Knowing me, knowing you

A more introspective piece this week, on the role of self-knowledge in leading change on diversity and inclusion, prompted by reading an article on ‘The Self as an Instrument – A Cornerstone for the Future of OD’ by Mee-Yan Cheung-Judge which you can access here.  Mee-Yan is an organisational development (OD) guru and was voted one of HR’s top 25 most influential UK thinkers in 2012.

Her article – now over ten years old – is about the heightened self-awareness or self-knowledge required to be an effective OD consultant.  Getting to the requisite level of self-knowledge – or what she terms ‘instrumentality’ – isn’t easy, and it doesn’t happen overnight.  It means, in Mee-Yan’s own words:

–          ‘Devoting time and energy to learning about who we are, and how issues of family history, gender, race and sexuality affect self-perception.  It means also identifying and exploring the values by which we live our lives, as well as developing our intellectual, emotional, physical and spiritual capacities’

–          ‘Get to know your fears, blind spots and comfort zones.

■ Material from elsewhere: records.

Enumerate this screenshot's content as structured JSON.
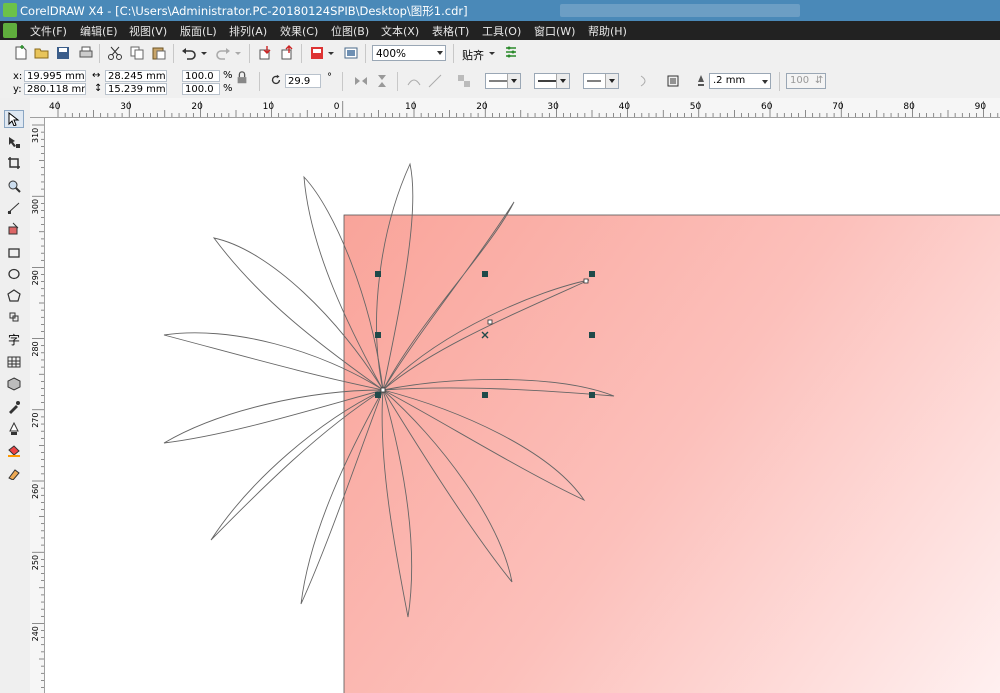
{
  "window": {
    "title": "CorelDRAW X4 - [C:\\Users\\Administrator.PC-20180124SPIB\\Desktop\\图形1.cdr]"
  },
  "menu": [
    "文件(F)",
    "编辑(E)",
    "视图(V)",
    "版面(L)",
    "排列(A)",
    "效果(C)",
    "位图(B)",
    "文本(X)",
    "表格(T)",
    "工具(O)",
    "窗口(W)",
    "帮助(H)"
  ],
  "toolbar": {
    "zoom": "400%",
    "snap_label": "贴齐"
  },
  "properties": {
    "x_label": "x:",
    "y_label": "y:",
    "x_value": "19.995 mm",
    "y_value": "280.118 mm",
    "width_value": "28.245 mm",
    "height_value": "15.239 mm",
    "scale_x": "100.0",
    "scale_y": "100.0",
    "percent": "%",
    "rotation": "29.9",
    "degree": "°",
    "outline_width": ".2 mm",
    "opacity_value": "100"
  },
  "rulers": {
    "horizontal_ticks": [
      "40",
      "30",
      "20",
      "10",
      "0",
      "10",
      "20",
      "30",
      "40",
      "50",
      "60",
      "70",
      "80",
      "90"
    ],
    "vertical_ticks": [
      "310",
      "300",
      "290",
      "280",
      "270",
      "260",
      "250",
      "240"
    ]
  },
  "tools": [
    "pick-tool",
    "shape-tool",
    "crop-tool",
    "zoom-tool",
    "freehand-tool",
    "smart-fill-tool",
    "rectangle-tool",
    "ellipse-tool",
    "polygon-tool",
    "basic-shapes-tool",
    "text-tool",
    "table-tool",
    "interactive-tool",
    "eyedropper-tool",
    "outline-tool",
    "fill-tool",
    "interactive-fill-tool"
  ],
  "text_tool_glyph": "字",
  "colors": {
    "gradient_start": "#f9a49a",
    "gradient_end": "#fff0f0",
    "handle": "#1f4a4a",
    "petal_stroke": "#666666"
  }
}
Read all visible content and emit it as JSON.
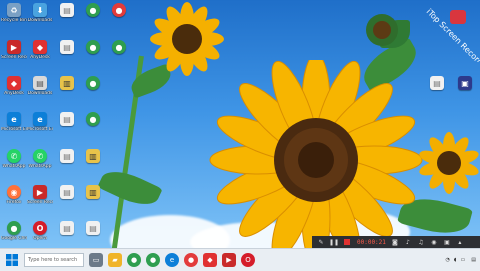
{
  "desktop_icons": [
    {
      "label": "Recycle Bin",
      "color": "#7aa0c4",
      "glyph": "♻"
    },
    {
      "label": "Downloads",
      "color": "#4aa3df",
      "glyph": "⬇"
    },
    {
      "label": "Google Chrome",
      "color": "#2f9e4f",
      "glyph": "●"
    },
    {
      "label": "iTop Screen Recorder",
      "color": "#e23b3b",
      "glyph": "●"
    },
    {
      "label": "Screen Recorder",
      "color": "#c92a2a",
      "glyph": "▶"
    },
    {
      "label": "AnyDesk",
      "color": "#e03131",
      "glyph": "◆"
    },
    {
      "label": "WhatsApp",
      "color": "#25d366",
      "glyph": "✆"
    },
    {
      "label": "Firefox",
      "color": "#ff7139",
      "glyph": "◉"
    },
    {
      "label": "Microsoft Edge",
      "color": "#0c7fd8",
      "glyph": "e"
    },
    {
      "label": "Opera",
      "color": "#d51d2a",
      "glyph": "O"
    }
  ],
  "taskbar": {
    "search_placeholder": "Type here to search"
  },
  "recorder": {
    "time": "00:00:21"
  },
  "watermark": {
    "text": "iTop Screen Recorder"
  }
}
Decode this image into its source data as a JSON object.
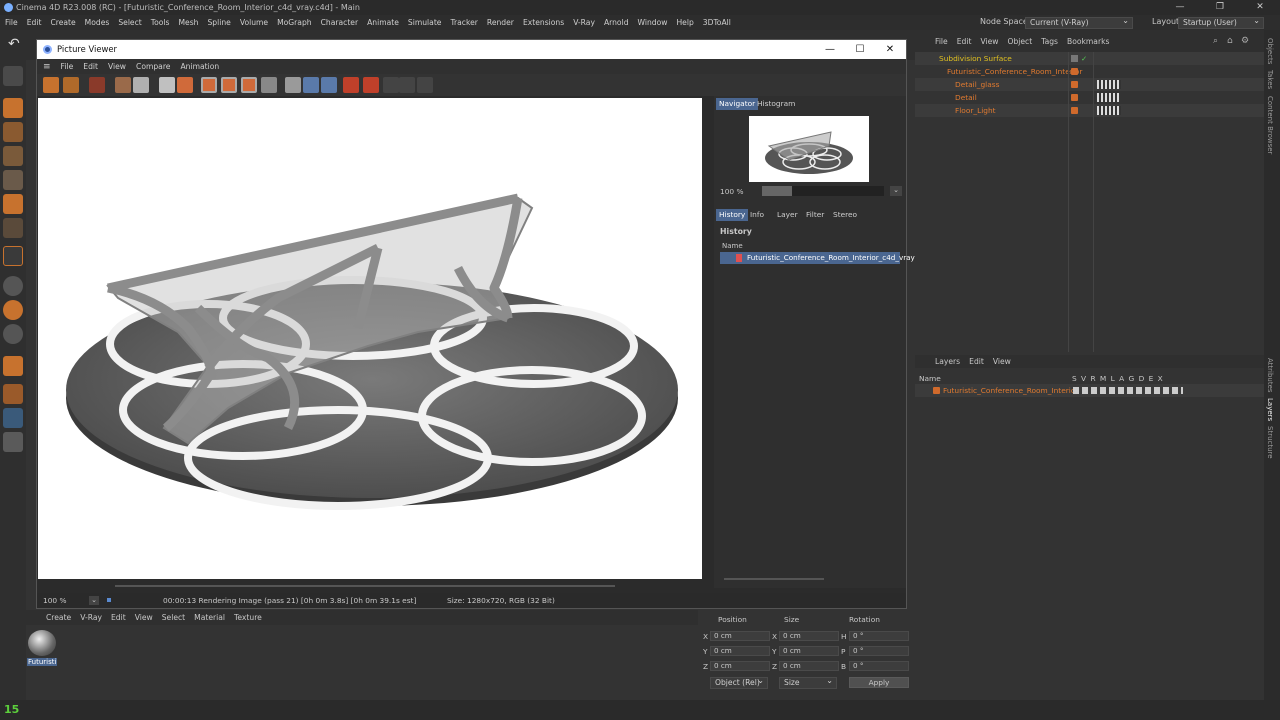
{
  "app": {
    "title": "Cinema 4D R23.008 (RC) - [Futuristic_Conference_Room_Interior_c4d_vray.c4d] - Main",
    "menu": [
      "File",
      "Edit",
      "Create",
      "Modes",
      "Select",
      "Tools",
      "Mesh",
      "Spline",
      "Volume",
      "MoGraph",
      "Character",
      "Animate",
      "Simulate",
      "Tracker",
      "Render",
      "Extensions",
      "V-Ray",
      "Arnold",
      "Window",
      "Help",
      "3DToAll"
    ],
    "node_space_label": "Node Space:",
    "node_space_value": "Current (V-Ray)",
    "layout_label": "Layout:",
    "layout_value": "Startup (User)",
    "frame_counter": "15"
  },
  "side_tabs": [
    "Objects",
    "Takes",
    "Content Browser",
    "Attributes",
    "Layers",
    "Structure"
  ],
  "picture_viewer": {
    "title": "Picture Viewer",
    "menu": [
      "File",
      "Edit",
      "View",
      "Compare",
      "Animation"
    ],
    "tabs_top": [
      "Navigator",
      "Histogram"
    ],
    "nav_zoom": "100 %",
    "tabs_bottom": [
      "History",
      "Info",
      "Layer",
      "Filter",
      "Stereo"
    ],
    "history_header": "History",
    "name_col": "Name",
    "history_item": "Futuristic_Conference_Room_Interior_c4d_vray",
    "zoom": "100 %",
    "render_status": "00:00:13 Rendering Image (pass 21) [0h  0m  3.8s] [0h  0m 39.1s est]",
    "size_info": "Size: 1280x720, RGB (32 Bit)"
  },
  "objects": {
    "menu": [
      "File",
      "Edit",
      "View",
      "Object",
      "Tags",
      "Bookmarks"
    ],
    "items": [
      {
        "label": "Subdivision Surface",
        "color": "#e0c020"
      },
      {
        "label": "Futuristic_Conference_Room_Interior",
        "color": "#e07a30"
      },
      {
        "label": "Detail_glass",
        "color": "#e07a30"
      },
      {
        "label": "Detail",
        "color": "#e07a30"
      },
      {
        "label": "Floor_Light",
        "color": "#e07a30"
      }
    ]
  },
  "layers": {
    "menu": [
      "Layers",
      "Edit",
      "View"
    ],
    "name_col": "Name",
    "flags": "S V R M L A G D E X",
    "item": "Futuristic_Conference_Room_Interior"
  },
  "materials": {
    "menu": [
      "Create",
      "V-Ray",
      "Edit",
      "View",
      "Select",
      "Material",
      "Texture"
    ],
    "item": "Futuristi"
  },
  "coords": {
    "headers": [
      "Position",
      "Size",
      "Rotation"
    ],
    "rows": [
      {
        "axis": "X",
        "pos": "0 cm",
        "size": "0 cm",
        "rot_axis": "H",
        "rot": "0 °"
      },
      {
        "axis": "Y",
        "pos": "0 cm",
        "size": "0 cm",
        "rot_axis": "P",
        "rot": "0 °"
      },
      {
        "axis": "Z",
        "pos": "0 cm",
        "size": "0 cm",
        "rot_axis": "B",
        "rot": "0 °"
      }
    ],
    "mode": "Object (Rel)",
    "size_mode": "Size",
    "apply": "Apply"
  }
}
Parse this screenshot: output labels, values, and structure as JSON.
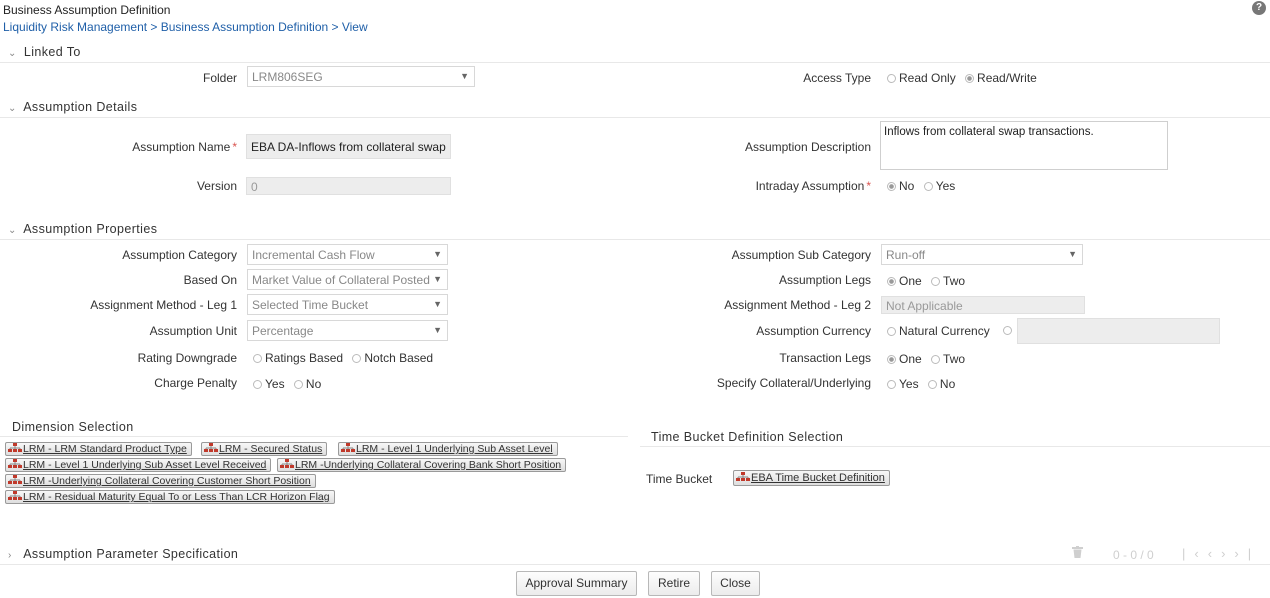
{
  "header": {
    "title": "Business Assumption Definition",
    "breadcrumb": "Liquidity Risk Management > Business Assumption Definition > View",
    "help_symbol": "?"
  },
  "linked_to": {
    "section_title": "Linked To",
    "folder_label": "Folder",
    "folder_value": "LRM806SEG",
    "access_type_label": "Access Type",
    "access_options": [
      "Read Only",
      "Read/Write"
    ],
    "access_selected": "Read/Write"
  },
  "assumption_details": {
    "section_title": "Assumption Details",
    "name_label": "Assumption Name",
    "name_value": "EBA DA-Inflows from collateral swap",
    "description_label": "Assumption Description",
    "description_value": "Inflows from collateral swap transactions.",
    "version_label": "Version",
    "version_value": "0",
    "intraday_label": "Intraday Assumption",
    "intraday_options": [
      "No",
      "Yes"
    ],
    "intraday_selected": "No",
    "required_marker": "*"
  },
  "assumption_properties": {
    "section_title": "Assumption Properties",
    "category_label": "Assumption Category",
    "category_value": "Incremental Cash Flow",
    "sub_category_label": "Assumption Sub Category",
    "sub_category_value": "Run-off",
    "based_on_label": "Based On",
    "based_on_value": "Market Value of Collateral Posted",
    "legs_label": "Assumption Legs",
    "legs_options": [
      "One",
      "Two"
    ],
    "legs_selected": "One",
    "method_leg1_label": "Assignment Method - Leg 1",
    "method_leg1_value": "Selected Time Bucket",
    "method_leg2_label": "Assignment Method - Leg 2",
    "method_leg2_value": "Not Applicable",
    "unit_label": "Assumption Unit",
    "unit_value": "Percentage",
    "currency_label": "Assumption Currency",
    "currency_options": [
      "Natural Currency"
    ],
    "rating_label": "Rating Downgrade",
    "rating_options": [
      "Ratings Based",
      "Notch Based"
    ],
    "transaction_legs_label": "Transaction Legs",
    "transaction_legs_options": [
      "One",
      "Two"
    ],
    "transaction_legs_selected": "One",
    "penalty_label": "Charge Penalty",
    "penalty_options": [
      "Yes",
      "No"
    ],
    "collateral_label": "Specify Collateral/Underlying",
    "collateral_options": [
      "Yes",
      "No"
    ]
  },
  "dimension_selection": {
    "title": "Dimension Selection",
    "chips": [
      "LRM - LRM Standard Product Type",
      "LRM - Secured Status",
      "LRM - Level 1 Underlying Sub Asset Level",
      "LRM - Level 1 Underlying Sub Asset Level Received",
      "LRM -Underlying Collateral Covering Bank Short Position",
      "LRM -Underlying Collateral Covering Customer Short Position",
      "LRM - Residual Maturity Equal To or Less Than LCR Horizon Flag"
    ]
  },
  "time_bucket_selection": {
    "title": "Time Bucket Definition Selection",
    "label": "Time Bucket",
    "chip": "EBA Time Bucket Definition"
  },
  "parameter_spec": {
    "section_title": "Assumption Parameter Specification",
    "pager_text": "0 - 0 / 0"
  },
  "footer": {
    "approval_summary": "Approval Summary",
    "retire": "Retire",
    "close": "Close"
  },
  "icons": {
    "chevron_expanded": "chevron-down-icon",
    "chevron_collapsed": "chevron-right-icon",
    "dimension": "hierarchy-icon",
    "delete": "trash-icon"
  }
}
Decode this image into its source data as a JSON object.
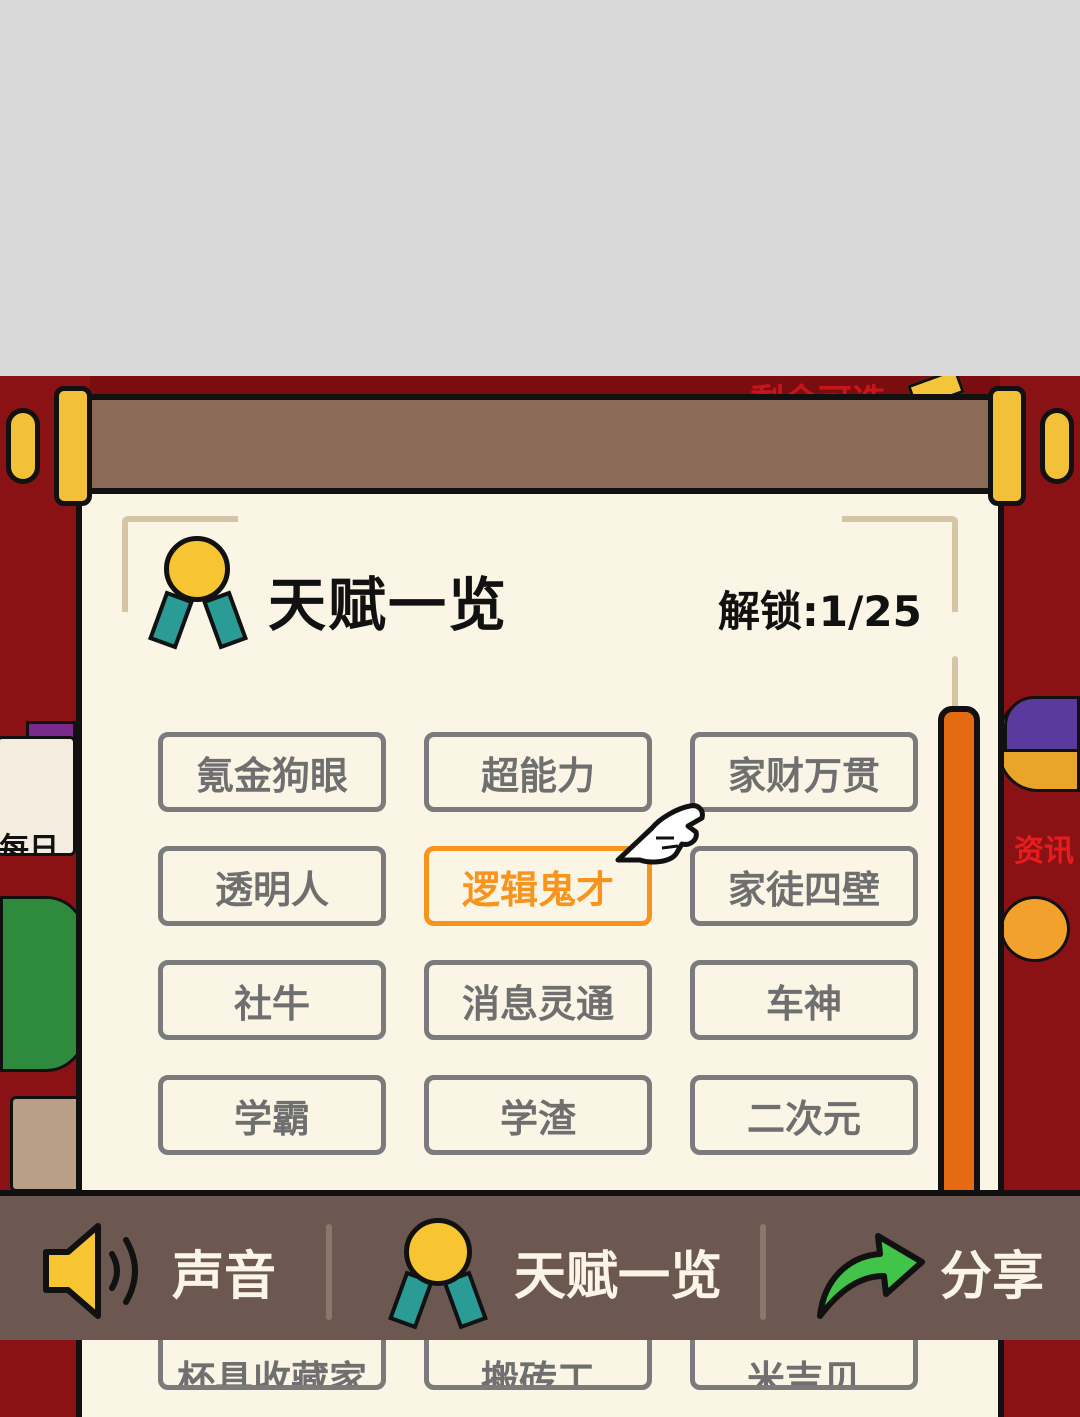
{
  "background_text": {
    "remaining": "剩余可选",
    "daily": "每日",
    "news": "资讯"
  },
  "panel": {
    "title": "天赋一览",
    "unlock_text": "解锁:1/25"
  },
  "talents": [
    {
      "label": "氪金狗眼",
      "active": false
    },
    {
      "label": "超能力",
      "active": false
    },
    {
      "label": "家财万贯",
      "active": false
    },
    {
      "label": "透明人",
      "active": false
    },
    {
      "label": "逻辑鬼才",
      "active": true
    },
    {
      "label": "家徒四壁",
      "active": false
    },
    {
      "label": "社牛",
      "active": false
    },
    {
      "label": "消息灵通",
      "active": false
    },
    {
      "label": "车神",
      "active": false
    },
    {
      "label": "学霸",
      "active": false
    },
    {
      "label": "学渣",
      "active": false
    },
    {
      "label": "二次元",
      "active": false
    }
  ],
  "talents_partial": [
    "杯具收藏家",
    "搬砖工",
    "米吉贝"
  ],
  "toolbar": {
    "sound": "声音",
    "talents": "天赋一览",
    "share": "分享"
  },
  "colors": {
    "accent_orange": "#f7941d",
    "paper": "#fbf5e6",
    "toolbar": "#6c5850",
    "medal_gold": "#f6c531",
    "ribbon_teal": "#2a9b95"
  },
  "icons": [
    "medal-icon",
    "speaker-icon",
    "share-arrow-icon",
    "pointing-hand-icon"
  ]
}
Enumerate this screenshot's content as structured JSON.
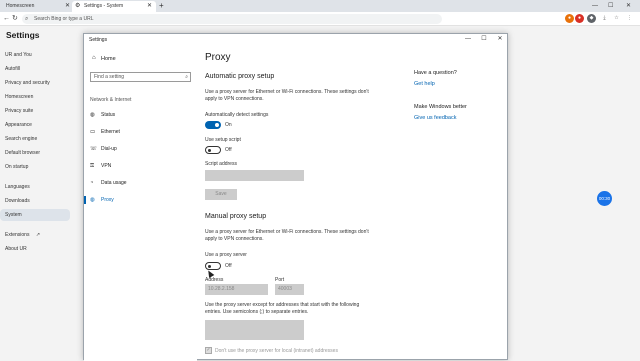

Use your emotional comfort (or discomfort) as data in .. the work you do’

–           ‘Dedicating time to the on-going maintenance of both self-knowledge and technical expertise’

Three things struck me about the article:

First, everything that Mee-Yan wrote about the self-knowledge required to be an OD practitioner and consultant I think also applies to diversity and inclusion practitioners and consultants, and indeed to managers and leaders wanting to see change on diversity and inclusion in their organisations.

We can’t hope to inspire change in the attitudes and behaviour of others around difference, or understand the resistance that such attempts at change provoke, without first spending time and energy on getting to know and interpret our own beliefs and behaviours and reactions to difference.  I know myself that that can be pretty discomfiting, but it needs to be done.

Second, self-awareness is something that is generally left out of the skills and attributes required of diversity practitioners.  The competency model for D&I practitioners to which I most often refer – and refer others – is published by the Conference Board, and is called appropriately Creating a Competency Model for Diversity and Inclusion Practitioners. It’s an exhaustive collation of knowledge, skills and behaviours under eight business-like headings: change management; diversity, inclusion and global perspective; business acumen; strategic external relations; integrity; vision and strategic leadership, and HR competencies.

Written in 2008, it’s stood the test of time for me – until now.  Because now I feel it has one glaring omission – possibly the most difficult competency of all to acquire  – that of real self-knowledge.  Mee-Yan Cheng-Judge refers to use of the self as instrument as a ‘cornerstone for the future of OD’.  I think it’s the cornerstone for the future of D&I too.

Third, Mee-Yan’s article was written well before the explosion of interest in unconscious bias as an explanation for the slow progress being made in many organisations towards real change on diversity and inclusion.  Unconscious bias awareness activities are now all about building self-awareness and self-knowledge, and form an integral part of many an organisation’s diversity action plan.

The thing is, unconscious bias programmes promise self-awareness in 90 minutes.  I’ve been part of such programmes, and it’s true they are powerful and enlightening.  But Mee-Yan sees the development of self-awareness and self-knowledge as an ongoing journey, in effect a lifetime commitment, which I suspect is a more realistic – though less palatable – timetable for real self-knowledge.